Economy


Suspension of BIR audit lifted: BIR is back to the grind




Let’s Talk Tax
By Cheryl R. Gatdula


Posted on September 07, 2016


The first of September 2016 marks the resumption of the previously-suspended tax audits being handled by the Bureau of Internal Revenue (BIR). This was by virtue of Revenue Memorandum Circular (RMC) No. 91-2016.


The said RMC mentioned that the lifting of the suspension was done since “the conferred authority under the laws to the BIR for the collection of taxes, to be more effectively administered and implemented, requires some form of enforcement activities to ensure the collection of correct taxes at the times prescribed by the law.”

RMC No. 91-2016 lifted the suspension of all field audit and operations of the BIR in relation to the examination and verification of the taxpayers’ books of accounts, records, and other transactions. Prior to this RMC, the BIR issued RMC No. 70-2016 which suspended the field audit of the BIR examiners (except in certain cases, like those cases already prescribing and those cases involving taxpayers retiring from business), as well as the issuance of written orders to audit or investigate the internal revenue tax liabilities of taxpayers. According to news reports, this previous suspension of BIR audits took place when the new BIR Commissioner was made aware of certain tax investigations that took years to be processed and were saddled with delays, some for causes that cannot be explained.

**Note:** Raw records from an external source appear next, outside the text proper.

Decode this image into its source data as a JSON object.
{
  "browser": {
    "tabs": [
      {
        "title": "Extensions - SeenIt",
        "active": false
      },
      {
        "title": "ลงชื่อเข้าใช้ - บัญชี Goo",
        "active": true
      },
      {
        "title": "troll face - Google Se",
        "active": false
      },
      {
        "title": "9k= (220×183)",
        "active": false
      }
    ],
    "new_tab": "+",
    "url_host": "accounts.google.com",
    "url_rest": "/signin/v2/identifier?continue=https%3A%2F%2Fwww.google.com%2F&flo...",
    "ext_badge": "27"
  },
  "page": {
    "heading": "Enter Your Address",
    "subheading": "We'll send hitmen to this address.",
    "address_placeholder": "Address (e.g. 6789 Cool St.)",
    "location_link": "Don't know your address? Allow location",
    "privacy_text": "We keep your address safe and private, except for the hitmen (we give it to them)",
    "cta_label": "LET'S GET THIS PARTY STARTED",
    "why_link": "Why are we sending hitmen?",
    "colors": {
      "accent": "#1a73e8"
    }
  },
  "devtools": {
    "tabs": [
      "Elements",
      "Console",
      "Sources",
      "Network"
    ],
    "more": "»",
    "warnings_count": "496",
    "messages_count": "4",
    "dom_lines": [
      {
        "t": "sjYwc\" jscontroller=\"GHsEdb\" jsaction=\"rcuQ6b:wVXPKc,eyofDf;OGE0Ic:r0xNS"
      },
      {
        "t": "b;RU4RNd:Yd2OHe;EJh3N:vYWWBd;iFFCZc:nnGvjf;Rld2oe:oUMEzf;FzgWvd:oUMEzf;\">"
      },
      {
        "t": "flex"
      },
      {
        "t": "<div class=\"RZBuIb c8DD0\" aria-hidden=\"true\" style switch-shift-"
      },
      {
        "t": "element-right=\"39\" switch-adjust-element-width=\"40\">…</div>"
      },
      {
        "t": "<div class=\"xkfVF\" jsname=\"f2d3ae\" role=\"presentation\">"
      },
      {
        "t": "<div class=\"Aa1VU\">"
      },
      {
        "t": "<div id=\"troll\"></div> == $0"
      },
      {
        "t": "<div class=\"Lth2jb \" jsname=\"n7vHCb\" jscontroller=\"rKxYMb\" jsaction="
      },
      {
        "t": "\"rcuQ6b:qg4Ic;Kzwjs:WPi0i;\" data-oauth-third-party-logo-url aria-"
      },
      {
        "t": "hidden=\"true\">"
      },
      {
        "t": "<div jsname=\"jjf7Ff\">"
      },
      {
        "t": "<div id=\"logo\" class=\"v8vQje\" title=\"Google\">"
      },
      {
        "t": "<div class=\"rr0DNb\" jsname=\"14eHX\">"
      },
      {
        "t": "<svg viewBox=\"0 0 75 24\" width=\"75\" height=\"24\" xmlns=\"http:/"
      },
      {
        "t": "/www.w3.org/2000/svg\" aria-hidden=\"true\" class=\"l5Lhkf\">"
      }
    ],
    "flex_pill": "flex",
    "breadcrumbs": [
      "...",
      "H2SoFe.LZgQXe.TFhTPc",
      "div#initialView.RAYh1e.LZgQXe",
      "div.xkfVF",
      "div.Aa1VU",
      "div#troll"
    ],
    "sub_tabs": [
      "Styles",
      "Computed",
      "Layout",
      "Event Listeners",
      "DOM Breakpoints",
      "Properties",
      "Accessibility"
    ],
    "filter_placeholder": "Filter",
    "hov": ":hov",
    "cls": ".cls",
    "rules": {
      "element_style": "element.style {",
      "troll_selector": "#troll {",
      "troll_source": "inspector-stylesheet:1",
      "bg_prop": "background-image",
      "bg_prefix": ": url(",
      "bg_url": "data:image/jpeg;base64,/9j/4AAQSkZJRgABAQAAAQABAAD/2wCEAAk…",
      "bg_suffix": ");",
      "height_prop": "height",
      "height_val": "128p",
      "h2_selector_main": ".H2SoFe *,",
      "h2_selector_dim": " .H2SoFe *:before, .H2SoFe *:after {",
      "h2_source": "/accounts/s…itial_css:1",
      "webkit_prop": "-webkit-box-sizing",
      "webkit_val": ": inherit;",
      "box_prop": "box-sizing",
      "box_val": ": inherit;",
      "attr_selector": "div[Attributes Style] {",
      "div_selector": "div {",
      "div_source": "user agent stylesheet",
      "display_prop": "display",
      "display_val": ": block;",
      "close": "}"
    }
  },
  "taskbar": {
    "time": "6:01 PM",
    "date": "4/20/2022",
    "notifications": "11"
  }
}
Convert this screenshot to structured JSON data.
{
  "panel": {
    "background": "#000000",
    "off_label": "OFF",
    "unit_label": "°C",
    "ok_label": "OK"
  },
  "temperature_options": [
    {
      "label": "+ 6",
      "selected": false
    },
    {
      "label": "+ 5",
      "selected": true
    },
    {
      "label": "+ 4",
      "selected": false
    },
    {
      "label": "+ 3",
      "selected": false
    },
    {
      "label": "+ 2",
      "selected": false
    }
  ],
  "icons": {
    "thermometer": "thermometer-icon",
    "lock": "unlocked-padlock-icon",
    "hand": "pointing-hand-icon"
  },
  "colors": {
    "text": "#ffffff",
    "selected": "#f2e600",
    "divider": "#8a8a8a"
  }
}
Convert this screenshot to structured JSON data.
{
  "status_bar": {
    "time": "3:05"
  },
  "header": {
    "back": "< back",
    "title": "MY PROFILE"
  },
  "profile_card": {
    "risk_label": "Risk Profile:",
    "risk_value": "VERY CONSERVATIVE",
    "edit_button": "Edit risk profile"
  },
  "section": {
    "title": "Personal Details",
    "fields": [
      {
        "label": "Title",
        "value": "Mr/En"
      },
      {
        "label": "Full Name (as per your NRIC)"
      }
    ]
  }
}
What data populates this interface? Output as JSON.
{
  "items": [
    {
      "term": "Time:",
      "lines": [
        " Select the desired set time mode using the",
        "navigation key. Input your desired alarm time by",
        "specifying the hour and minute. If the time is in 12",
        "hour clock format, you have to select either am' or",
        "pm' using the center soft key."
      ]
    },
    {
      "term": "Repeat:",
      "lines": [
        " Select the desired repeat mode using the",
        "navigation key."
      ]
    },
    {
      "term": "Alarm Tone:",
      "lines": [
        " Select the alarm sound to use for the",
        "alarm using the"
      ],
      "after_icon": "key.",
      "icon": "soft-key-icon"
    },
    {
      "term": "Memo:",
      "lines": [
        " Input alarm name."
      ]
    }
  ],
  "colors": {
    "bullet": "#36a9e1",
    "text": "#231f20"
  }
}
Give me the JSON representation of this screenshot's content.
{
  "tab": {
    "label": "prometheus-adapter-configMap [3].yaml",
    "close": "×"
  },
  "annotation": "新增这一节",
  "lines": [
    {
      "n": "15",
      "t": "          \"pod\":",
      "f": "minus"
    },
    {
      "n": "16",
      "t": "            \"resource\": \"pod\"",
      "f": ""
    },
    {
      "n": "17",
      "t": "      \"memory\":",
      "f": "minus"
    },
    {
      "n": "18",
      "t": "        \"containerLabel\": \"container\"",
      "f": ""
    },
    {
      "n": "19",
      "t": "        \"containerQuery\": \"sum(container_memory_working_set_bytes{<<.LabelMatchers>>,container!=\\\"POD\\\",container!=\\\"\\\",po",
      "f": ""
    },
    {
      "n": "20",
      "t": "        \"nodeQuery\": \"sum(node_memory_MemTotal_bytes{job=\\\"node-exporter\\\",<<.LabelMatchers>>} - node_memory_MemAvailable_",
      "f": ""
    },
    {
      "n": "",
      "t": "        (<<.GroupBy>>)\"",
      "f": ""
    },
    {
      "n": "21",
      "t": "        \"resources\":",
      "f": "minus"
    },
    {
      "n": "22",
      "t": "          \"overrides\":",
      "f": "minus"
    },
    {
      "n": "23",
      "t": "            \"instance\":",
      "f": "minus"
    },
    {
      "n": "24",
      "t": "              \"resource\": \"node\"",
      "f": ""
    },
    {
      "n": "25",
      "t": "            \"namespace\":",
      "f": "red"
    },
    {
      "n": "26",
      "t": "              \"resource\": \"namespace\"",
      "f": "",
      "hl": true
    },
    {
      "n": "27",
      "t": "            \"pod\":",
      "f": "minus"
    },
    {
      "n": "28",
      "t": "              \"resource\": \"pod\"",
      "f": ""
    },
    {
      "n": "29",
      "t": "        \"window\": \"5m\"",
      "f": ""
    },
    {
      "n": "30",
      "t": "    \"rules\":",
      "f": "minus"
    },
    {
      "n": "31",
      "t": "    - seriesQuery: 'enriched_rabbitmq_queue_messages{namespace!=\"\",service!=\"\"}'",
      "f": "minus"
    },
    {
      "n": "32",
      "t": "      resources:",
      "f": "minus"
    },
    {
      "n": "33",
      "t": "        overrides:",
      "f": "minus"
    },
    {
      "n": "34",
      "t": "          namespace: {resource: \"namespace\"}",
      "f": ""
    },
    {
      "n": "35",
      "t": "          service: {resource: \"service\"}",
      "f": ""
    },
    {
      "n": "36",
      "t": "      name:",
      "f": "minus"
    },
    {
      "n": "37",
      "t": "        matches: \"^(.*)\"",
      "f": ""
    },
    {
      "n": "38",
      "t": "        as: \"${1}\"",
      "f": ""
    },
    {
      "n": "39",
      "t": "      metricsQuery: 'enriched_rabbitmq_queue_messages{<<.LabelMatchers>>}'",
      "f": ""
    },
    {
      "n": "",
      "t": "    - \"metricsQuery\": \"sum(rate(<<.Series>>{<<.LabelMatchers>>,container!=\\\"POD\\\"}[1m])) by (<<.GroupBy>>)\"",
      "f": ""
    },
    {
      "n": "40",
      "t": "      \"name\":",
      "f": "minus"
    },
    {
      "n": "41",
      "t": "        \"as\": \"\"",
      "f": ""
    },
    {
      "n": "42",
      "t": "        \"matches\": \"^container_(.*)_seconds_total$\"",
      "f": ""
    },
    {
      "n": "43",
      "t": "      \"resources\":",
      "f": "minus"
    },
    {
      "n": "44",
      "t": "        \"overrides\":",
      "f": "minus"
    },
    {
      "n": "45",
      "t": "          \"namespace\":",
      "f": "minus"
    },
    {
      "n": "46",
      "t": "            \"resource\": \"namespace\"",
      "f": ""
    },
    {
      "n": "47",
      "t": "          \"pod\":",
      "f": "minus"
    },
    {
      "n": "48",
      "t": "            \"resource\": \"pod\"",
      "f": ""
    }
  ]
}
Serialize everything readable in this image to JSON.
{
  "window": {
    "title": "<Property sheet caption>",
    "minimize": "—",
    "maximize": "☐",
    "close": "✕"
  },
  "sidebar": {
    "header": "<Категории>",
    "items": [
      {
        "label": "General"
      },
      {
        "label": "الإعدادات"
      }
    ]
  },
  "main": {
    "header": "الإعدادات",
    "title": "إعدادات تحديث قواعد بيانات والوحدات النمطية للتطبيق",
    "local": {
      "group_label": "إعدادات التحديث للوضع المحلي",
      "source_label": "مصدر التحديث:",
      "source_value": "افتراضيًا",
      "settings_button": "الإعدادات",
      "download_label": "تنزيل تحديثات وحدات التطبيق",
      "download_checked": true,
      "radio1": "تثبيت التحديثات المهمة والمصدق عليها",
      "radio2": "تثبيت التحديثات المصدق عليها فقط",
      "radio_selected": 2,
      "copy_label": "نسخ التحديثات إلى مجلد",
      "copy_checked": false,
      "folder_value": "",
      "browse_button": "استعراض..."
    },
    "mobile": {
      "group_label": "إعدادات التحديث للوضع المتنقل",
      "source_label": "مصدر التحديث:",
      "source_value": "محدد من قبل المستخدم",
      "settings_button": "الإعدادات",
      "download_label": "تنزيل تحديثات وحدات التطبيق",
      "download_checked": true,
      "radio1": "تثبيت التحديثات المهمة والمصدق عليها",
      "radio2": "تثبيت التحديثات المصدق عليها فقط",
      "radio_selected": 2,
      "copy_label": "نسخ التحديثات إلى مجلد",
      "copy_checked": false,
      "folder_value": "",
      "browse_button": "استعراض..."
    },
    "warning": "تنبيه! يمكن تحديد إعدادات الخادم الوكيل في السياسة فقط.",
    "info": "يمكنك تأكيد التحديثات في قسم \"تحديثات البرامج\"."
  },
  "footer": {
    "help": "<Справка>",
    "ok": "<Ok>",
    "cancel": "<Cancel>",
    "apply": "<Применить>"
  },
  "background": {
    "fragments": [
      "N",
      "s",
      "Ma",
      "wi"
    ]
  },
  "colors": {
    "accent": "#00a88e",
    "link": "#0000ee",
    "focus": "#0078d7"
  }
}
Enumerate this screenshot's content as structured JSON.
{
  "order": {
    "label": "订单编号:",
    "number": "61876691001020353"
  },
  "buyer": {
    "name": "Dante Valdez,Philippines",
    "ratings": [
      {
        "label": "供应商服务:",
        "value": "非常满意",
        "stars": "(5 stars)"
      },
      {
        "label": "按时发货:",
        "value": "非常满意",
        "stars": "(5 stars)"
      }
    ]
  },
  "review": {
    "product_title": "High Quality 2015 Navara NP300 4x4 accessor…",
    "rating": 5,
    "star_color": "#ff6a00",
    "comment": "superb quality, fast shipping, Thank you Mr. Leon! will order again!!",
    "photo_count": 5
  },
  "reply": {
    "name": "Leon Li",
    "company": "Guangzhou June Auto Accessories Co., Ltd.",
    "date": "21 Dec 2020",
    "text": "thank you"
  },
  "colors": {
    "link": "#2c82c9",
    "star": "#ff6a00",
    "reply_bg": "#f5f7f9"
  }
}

Now, as the suspension of the BIR audits is lifted, the BIR is definitely back to the grind. But, what can the taxpayers expect?

It could be expected that starting this month of September, several notices of tax audits will be issued to the taxpayers, and that the BIR examiners will be in full throttle again in their investigations.

However, many taxpayers are anxious that there might still be cases of assessment harassment, wherein:

BIR examiners may harass taxpayers by producing unsupported huge amounts of initial tax findings against the taxpayers, like what happened in the past. This situation is feared by many to be a possible source of corruption.

Although based on recent news, while the audits are suspended for two months, the BIR is showing that it is serious in disciplining its examiners by releasing reports that there were investigations that are being made for allegedly erring examiners. Some have been suspended while others were already dismissed out of service. How this disciplinary approach will be sustained by the BIR is something that remains to be seen.

Nonetheless, the taxpayers should be prepared for any BIR audit knowing that the BIR’s findings could be on factual issues and sometimes on a legal matters.

Thus, taxpayers should be knowledgeable and updated on the developments about topics affecting their business operations. Also, they should always have a review mechanism to check whether the tax practices of their companies are in accordance with the tax rules.

The taxpayers may also consider looking back to check whether there were errors committed in the past (for open years that could still be subjected to BIR audits), and determine whether amendments to the tax returns have to be made. Note that once the taxpayer receives a notice of audit from the BIR, the taxpayer can no longer amend its tax returns.

As commonly observed, the usual findings of the BIR in assessments include unsupported expenses due to documentation deficiencies, unsupported creditable withholding taxes and input value-added taxes, withholding tax deficiencies, and differences from comparisons of amounts of identified accounts per books as against the corresponding amounts in the tax returns, among others. Hence, the taxpayers, in reviewing their practices and documentations, should not forget to verify these items.

Note that simple hits and misses with regard to the tax impact of the companies’ practices could mean millions, billions even, of wasted funds for tax exposures. Thus, the taxpayers should be cautious about this.

On another note, in case there are instances of harassment during assessments, the taxpayers should have to be firm in their values. Resorting to bribery would just encourage the practice of some erring examiners to continue, and will promote the system of corruption that we all abhor. Needless to say, bribery is a criminal offense punishable by imprisonment.

The two-month suspension of BIR audits has already passed. It remains to be seen on how the BIR examiners will approach their resumed examinations, considering that the target revenue of the BIR for the taxable year 2016 is about P2 trillion. Will they be strict? Will they be reasonable? At any rate, nothing beats an honest and prepared taxpayer.

Cheryl R. Gatdula is a senior of the Tax Advisory and Compliance division of Punongbayan & Araullo. P&A is a leading audit, tax, advisory and outsourcing services firm and is the Philippine member of Grant Thornton International Ltd.